### Exercise aim
The expected output is the data itself, duplicated in full.

[Component data from apps and pages]
........
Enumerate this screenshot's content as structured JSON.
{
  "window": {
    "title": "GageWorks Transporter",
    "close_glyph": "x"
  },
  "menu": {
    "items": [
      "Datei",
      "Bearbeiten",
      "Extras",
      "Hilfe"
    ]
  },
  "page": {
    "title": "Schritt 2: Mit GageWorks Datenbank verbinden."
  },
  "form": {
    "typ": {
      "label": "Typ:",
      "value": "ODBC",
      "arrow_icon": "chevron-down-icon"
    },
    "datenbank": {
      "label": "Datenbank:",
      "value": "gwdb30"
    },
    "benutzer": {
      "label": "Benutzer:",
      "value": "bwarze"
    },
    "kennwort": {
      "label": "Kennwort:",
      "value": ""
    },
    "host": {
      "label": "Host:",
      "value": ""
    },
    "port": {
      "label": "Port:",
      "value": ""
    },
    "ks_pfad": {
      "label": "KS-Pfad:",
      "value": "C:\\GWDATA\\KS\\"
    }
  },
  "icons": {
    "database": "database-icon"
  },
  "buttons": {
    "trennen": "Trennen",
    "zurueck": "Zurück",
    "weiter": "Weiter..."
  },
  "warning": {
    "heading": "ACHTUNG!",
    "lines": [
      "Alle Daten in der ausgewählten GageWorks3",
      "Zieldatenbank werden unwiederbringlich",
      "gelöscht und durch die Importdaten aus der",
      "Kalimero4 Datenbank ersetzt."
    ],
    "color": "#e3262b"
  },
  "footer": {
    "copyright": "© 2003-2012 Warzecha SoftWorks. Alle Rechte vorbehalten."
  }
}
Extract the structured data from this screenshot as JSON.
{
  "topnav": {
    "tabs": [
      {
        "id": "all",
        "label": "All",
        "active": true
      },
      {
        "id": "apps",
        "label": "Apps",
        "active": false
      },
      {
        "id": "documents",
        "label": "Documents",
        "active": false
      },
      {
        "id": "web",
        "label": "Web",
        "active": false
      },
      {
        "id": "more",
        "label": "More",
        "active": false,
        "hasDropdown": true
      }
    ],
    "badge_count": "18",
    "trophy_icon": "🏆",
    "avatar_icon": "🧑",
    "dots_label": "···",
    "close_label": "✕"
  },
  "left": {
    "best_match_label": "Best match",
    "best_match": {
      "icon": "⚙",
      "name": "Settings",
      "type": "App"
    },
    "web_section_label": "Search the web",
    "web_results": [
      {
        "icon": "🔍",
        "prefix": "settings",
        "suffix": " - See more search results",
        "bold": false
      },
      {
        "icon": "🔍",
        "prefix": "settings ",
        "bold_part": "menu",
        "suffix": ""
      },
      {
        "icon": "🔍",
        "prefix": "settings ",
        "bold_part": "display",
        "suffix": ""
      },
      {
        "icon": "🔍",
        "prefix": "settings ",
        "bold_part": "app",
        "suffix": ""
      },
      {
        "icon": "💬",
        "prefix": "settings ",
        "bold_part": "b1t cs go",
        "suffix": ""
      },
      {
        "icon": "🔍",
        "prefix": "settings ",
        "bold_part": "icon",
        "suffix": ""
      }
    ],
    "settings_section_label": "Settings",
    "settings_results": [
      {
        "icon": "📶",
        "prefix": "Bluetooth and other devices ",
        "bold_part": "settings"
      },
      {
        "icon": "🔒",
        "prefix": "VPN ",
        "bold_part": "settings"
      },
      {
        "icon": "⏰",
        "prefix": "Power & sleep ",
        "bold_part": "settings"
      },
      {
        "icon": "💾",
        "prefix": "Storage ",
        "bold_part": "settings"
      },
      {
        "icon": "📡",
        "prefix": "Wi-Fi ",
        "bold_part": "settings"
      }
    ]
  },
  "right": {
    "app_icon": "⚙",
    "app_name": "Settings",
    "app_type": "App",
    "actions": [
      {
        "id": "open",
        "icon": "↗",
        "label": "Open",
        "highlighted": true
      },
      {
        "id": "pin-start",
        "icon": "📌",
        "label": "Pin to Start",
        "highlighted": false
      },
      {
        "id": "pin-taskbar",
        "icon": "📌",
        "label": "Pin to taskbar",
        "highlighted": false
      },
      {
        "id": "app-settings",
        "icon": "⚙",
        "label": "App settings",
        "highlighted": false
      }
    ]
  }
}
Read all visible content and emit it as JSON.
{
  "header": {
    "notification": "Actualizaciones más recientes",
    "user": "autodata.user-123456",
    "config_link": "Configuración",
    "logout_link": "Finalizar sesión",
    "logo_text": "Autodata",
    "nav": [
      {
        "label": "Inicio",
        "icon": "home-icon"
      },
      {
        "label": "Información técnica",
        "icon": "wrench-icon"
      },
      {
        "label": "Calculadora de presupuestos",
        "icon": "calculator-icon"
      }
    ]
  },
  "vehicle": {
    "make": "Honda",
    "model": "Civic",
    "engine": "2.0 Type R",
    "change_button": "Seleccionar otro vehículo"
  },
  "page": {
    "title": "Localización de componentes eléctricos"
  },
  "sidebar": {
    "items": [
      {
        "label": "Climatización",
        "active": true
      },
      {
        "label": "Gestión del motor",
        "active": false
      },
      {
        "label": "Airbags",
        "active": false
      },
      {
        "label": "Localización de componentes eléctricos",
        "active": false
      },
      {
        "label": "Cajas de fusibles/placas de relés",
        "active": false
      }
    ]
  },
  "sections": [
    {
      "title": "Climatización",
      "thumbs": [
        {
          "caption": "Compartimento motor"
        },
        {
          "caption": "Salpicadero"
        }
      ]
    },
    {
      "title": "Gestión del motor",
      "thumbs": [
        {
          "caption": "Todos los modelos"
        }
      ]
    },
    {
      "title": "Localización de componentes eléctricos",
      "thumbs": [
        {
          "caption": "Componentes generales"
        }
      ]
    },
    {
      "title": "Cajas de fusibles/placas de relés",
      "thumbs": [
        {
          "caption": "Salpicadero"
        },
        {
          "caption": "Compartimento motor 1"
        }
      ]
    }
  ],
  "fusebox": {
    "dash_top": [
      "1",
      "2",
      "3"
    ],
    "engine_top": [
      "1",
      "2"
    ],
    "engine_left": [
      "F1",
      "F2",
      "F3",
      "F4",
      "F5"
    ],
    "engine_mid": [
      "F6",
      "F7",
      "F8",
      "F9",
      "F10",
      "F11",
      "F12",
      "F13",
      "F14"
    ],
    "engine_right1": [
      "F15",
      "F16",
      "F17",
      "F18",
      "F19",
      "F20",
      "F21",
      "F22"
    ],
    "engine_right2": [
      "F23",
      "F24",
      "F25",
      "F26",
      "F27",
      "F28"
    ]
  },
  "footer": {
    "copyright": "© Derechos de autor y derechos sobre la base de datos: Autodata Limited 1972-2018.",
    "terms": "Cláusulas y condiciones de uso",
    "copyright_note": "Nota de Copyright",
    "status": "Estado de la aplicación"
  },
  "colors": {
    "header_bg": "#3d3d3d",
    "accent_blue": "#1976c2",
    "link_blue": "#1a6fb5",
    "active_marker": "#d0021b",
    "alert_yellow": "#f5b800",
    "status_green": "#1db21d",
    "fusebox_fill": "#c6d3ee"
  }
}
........
### Written response
Enumerate this screenshot's content as structured JSON.
{
  "window": {
    "title": "GageWorks Transporter",
    "close_glyph": "x"
  },
  "menu": {
    "items": [
      "Datei",
      "Bearbeiten",
      "Extras",
      "Hilfe"
    ]
  },
  "page": {
    "title": "Schritt 2: Mit GageWorks Datenbank verbinden."
  },
  "form": {
    "typ": {
      "label": "Typ:",
      "value": "ODBC",
      "arrow_icon": "chevron-down-icon"
    },
    "datenbank": {
      "label": "Datenbank:",
      "value": "gwdb30"
    },
    "benutzer": {
      "label": "Benutzer:",
      "value": "bwarze"
    },
    "kennwort": {
      "label": "Kennwort:",
      "value": ""
    },
    "host": {
      "label": "Host:",
      "value": ""
    },
    "port": {
      "label": "Port:",
      "value": ""
    },
    "ks_pfad": {
      "label": "KS-Pfad:",
      "value": "C:\\GWDATA\\KS\\"
    }
  },
  "icons": {
    "database": "database-icon"
  },
  "buttons": {
    "trennen": "Trennen",
    "zurueck": "Zurück",
    "weiter": "Weiter..."
  },
  "warning": {
    "heading": "ACHTUNG!",
    "lines": [
      "Alle Daten in der ausgewählten GageWorks3",
      "Zieldatenbank werden unwiederbringlich",
      "gelöscht und durch die Importdaten aus der",
      "Kalimero4 Datenbank ersetzt."
    ],
    "color": "#e3262b"
  },
  "footer": {
    "copyright": "© 2003-2012 Warzecha SoftWorks. Alle Rechte vorbehalten."
  }
}
Extract the structured data from this screenshot as JSON.
{
  "topnav": {
    "tabs": [
      {
        "id": "all",
        "label": "All",
        "active": true
      },
      {
        "id": "apps",
        "label": "Apps",
        "active": false
      },
      {
        "id": "documents",
        "label": "Documents",
        "active": false
      },
      {
        "id": "web",
        "label": "Web",
        "active": false
      },
      {
        "id": "more",
        "label": "More",
        "active": false,
        "hasDropdown": true
      }
    ],
    "badge_count": "18",
    "trophy_icon": "🏆",
    "avatar_icon": "🧑",
    "dots_label": "···",
    "close_label": "✕"
  },
  "left": {
    "best_match_label": "Best match",
    "best_match": {
      "icon": "⚙",
      "name": "Settings",
      "type": "App"
    },
    "web_section_label": "Search the web",
    "web_results": [
      {
        "icon": "🔍",
        "prefix": "settings",
        "suffix": " - See more search results",
        "bold": false
      },
      {
        "icon": "🔍",
        "prefix": "settings ",
        "bold_part": "menu",
        "suffix": ""
      },
      {
        "icon": "🔍",
        "prefix": "settings ",
        "bold_part": "display",
        "suffix": ""
      },
      {
        "icon": "🔍",
        "prefix": "settings ",
        "bold_part": "app",
        "suffix": ""
      },
      {
        "icon": "💬",
        "prefix": "settings ",
        "bold_part": "b1t cs go",
        "suffix": ""
      },
      {
        "icon": "🔍",
        "prefix": "settings ",
        "bold_part": "icon",
        "suffix": ""
      }
    ],
    "settings_section_label": "Settings",
    "settings_results": [
      {
        "icon": "📶",
        "prefix": "Bluetooth and other devices ",
        "bold_part": "settings"
      },
      {
        "icon": "🔒",
        "prefix": "VPN ",
        "bold_part": "settings"
      },
      {
        "icon": "⏰",
        "prefix": "Power & sleep ",
        "bold_part": "settings"
      },
      {
        "icon": "💾",
        "prefix": "Storage ",
        "bold_part": "settings"
      },
      {
        "icon": "📡",
        "prefix": "Wi-Fi ",
        "bold_part": "settings"
      }
    ]
  },
  "right": {
    "app_icon": "⚙",
    "app_name": "Settings",
    "app_type": "App",
    "actions": [
      {
        "id": "open",
        "icon": "↗",
        "label": "Open",
        "highlighted": true
      },
      {
        "id": "pin-start",
        "icon": "📌",
        "label": "Pin to Start",
        "highlighted": false
      },
      {
        "id": "pin-taskbar",
        "icon": "📌",
        "label": "Pin to taskbar",
        "highlighted": false
      },
      {
        "id": "app-settings",
        "icon": "⚙",
        "label": "App settings",
        "highlighted": false
      }
    ]
  }
}
Read all visible content and emit it as JSON.
{
  "header": {
    "notification": "Actualizaciones más recientes",
    "user": "autodata.user-123456",
    "config_link": "Configuración",
    "logout_link": "Finalizar sesión",
    "logo_text": "Autodata",
    "nav": [
      {
        "label": "Inicio",
        "icon": "home-icon"
      },
      {
        "label": "Información técnica",
        "icon": "wrench-icon"
      },
      {
        "label": "Calculadora de presupuestos",
        "icon": "calculator-icon"
      }
    ]
  },
  "vehicle": {
    "make": "Honda",
    "model": "Civic",
    "engine": "2.0 Type R",
    "change_button": "Seleccionar otro vehículo"
  },
  "page": {
    "title": "Localización de componentes eléctricos"
  },
  "sidebar": {
    "items": [
      {
        "label": "Climatización",
        "active": true
      },
      {
        "label": "Gestión del motor",
        "active": false
      },
      {
        "label": "Airbags",
        "active": false
      },
      {
        "label": "Localización de componentes eléctricos",
        "active": false
      },
      {
        "label": "Cajas de fusibles/placas de relés",
        "active": false
      }
    ]
  },
  "sections": [
    {
      "title": "Climatización",
      "thumbs": [
        {
          "caption": "Compartimento motor"
        },
        {
          "caption": "Salpicadero"
        }
      ]
    },
    {
      "title": "Gestión del motor",
      "thumbs": [
        {
          "caption": "Todos los modelos"
        }
      ]
    },
    {
      "title": "Localización de componentes eléctricos",
      "thumbs": [
        {
          "caption": "Componentes generales"
        }
      ]
    },
    {
      "title": "Cajas de fusibles/placas de relés",
      "thumbs": [
        {
          "caption": "Salpicadero"
        },
        {
          "caption": "Compartimento motor 1"
        }
      ]
    }
  ],
  "fusebox": {
    "dash_top": [
      "1",
      "2",
      "3"
    ],
    "engine_top": [
      "1",
      "2"
    ],
    "engine_left": [
      "F1",
      "F2",
      "F3",
      "F4",
      "F5"
    ],
    "engine_mid": [
      "F6",
      "F7",
      "F8",
      "F9",
      "F10",
      "F11",
      "F12",
      "F13",
      "F14"
    ],
    "engine_right1": [
      "F15",
      "F16",
      "F17",
      "F18",
      "F19",
      "F20",
      "F21",
      "F22"
    ],
    "engine_right2": [
      "F23",
      "F24",
      "F25",
      "F26",
      "F27",
      "F28"
    ]
  },
  "footer": {
    "copyright": "© Derechos de autor y derechos sobre la base de datos: Autodata Limited 1972-2018.",
    "terms": "Cláusulas y condiciones de uso",
    "copyright_note": "Nota de Copyright",
    "status": "Estado de la aplicación"
  },
  "colors": {
    "header_bg": "#3d3d3d",
    "accent_blue": "#1976c2",
    "link_blue": "#1a6fb5",
    "active_marker": "#d0021b",
    "alert_yellow": "#f5b800",
    "status_green": "#1db21d",
    "fusebox_fill": "#c6d3ee"
  }
}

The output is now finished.